“‘The camera flashed to his coach, and the obvious struck me as interesting: even Rafael Nadal has a coach. Nearly every élite tennis player in the world does …. But doctors don't. I'd paid to have a kid just out of college look at my serve. So why did I find it inconceivable to pay someone to come into my operating room and coach me on my surgical technique?
Coaching operates from the premise that “no matter how well prepared people are in their formative years, few can achieve and maintain their best performance on their own.”’
“The apostle Paul knew that we need coaches in living as Christians. Watch me, he said. And let me give you some pointers. We learn by seeing truth lived out and modeled. We learn by imitation. Some things are caught, not taught. Some things are caught and taught.”
The writer of Hebrews was led by the Holy Spirit to remind us that we need fellowship with people who believe the same way we do so that we can “hold tightly without wavering.”
“Let us hold tightly without wavering to the hope we affirm, for God can be trusted to keep his promise. Let us think of ways to motivate one another to acts of love and good works. And let us not neglect our meeting together, as some people do, but encourage one another, especially now that the day of his return is drawing near.” Hebrews 10:23-25 (NLT)
Just like learning to run is a process, following Jesus is a process. Nobody wakes up one morning and runs five kilometers without training. As Christians we grow closer to Jesus as we study and share our experience with others –almost never in isolation.
There are some things we just can’t completely learn by just reading about them.

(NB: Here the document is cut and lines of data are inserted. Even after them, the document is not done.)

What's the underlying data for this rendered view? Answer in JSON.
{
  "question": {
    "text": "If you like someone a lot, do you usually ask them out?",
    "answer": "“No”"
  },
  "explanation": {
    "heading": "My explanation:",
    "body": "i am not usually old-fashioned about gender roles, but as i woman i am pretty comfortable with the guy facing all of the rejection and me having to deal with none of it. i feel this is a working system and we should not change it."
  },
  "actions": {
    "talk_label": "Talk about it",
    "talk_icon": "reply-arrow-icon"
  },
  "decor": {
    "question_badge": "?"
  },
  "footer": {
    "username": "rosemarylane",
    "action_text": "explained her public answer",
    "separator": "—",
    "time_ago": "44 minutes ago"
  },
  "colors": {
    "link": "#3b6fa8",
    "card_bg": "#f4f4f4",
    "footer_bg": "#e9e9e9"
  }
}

I thought of it this week as my mom and I made candy together.
There’s something about candy like caramel and English toffee and divinity that goes beyond a recipe. It’s something that you have to learn by watching someone who has done it before and then practice while they watch you.
That’s how I believe being a Christian is. Jesus didn’t send His followers off to study the scriptures by themselves. He ate, slept, and lived with them for three and a half years. He talked to them and taught them and demonstrated to them the way that He wanted them to live. Then, Jesus’ disciples walked with, ate with, and taught the next generation of Christians and so on.
Don’t try to tough it out alone. This week, let’s pray that Jesus will show us each (if we don’t already have one) a mentor/friend/guide from whom we can learn to be better followers of Jesus, and someone we can encourage and walk beside as they grow into a more mature Christian.